• **WORK REQUEST**:
Search the records for "icon". Copy every line where it appears.

(Records contained in a dataset)

◆ ◆ ◆

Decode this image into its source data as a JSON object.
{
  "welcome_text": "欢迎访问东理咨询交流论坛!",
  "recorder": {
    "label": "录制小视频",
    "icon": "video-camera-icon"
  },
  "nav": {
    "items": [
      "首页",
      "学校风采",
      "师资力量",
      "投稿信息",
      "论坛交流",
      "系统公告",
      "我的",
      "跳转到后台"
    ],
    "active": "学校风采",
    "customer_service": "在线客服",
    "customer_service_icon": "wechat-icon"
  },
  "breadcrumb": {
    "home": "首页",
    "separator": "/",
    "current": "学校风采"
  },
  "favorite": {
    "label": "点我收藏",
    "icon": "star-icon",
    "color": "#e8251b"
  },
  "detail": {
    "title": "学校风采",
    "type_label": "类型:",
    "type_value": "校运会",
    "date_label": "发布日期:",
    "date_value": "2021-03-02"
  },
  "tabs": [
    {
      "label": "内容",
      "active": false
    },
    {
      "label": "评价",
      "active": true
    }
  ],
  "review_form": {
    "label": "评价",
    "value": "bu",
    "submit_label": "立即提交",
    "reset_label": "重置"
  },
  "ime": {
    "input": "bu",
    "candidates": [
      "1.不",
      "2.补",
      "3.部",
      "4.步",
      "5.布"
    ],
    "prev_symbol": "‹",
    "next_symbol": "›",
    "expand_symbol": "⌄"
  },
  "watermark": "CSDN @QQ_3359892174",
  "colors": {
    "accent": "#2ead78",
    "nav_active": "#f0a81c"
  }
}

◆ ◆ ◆

• **EXERCISE RESPONSE**:
    "icon": "video-camera-icon"
    "customer_service_icon": "wechat-icon"
    "icon": "star-icon",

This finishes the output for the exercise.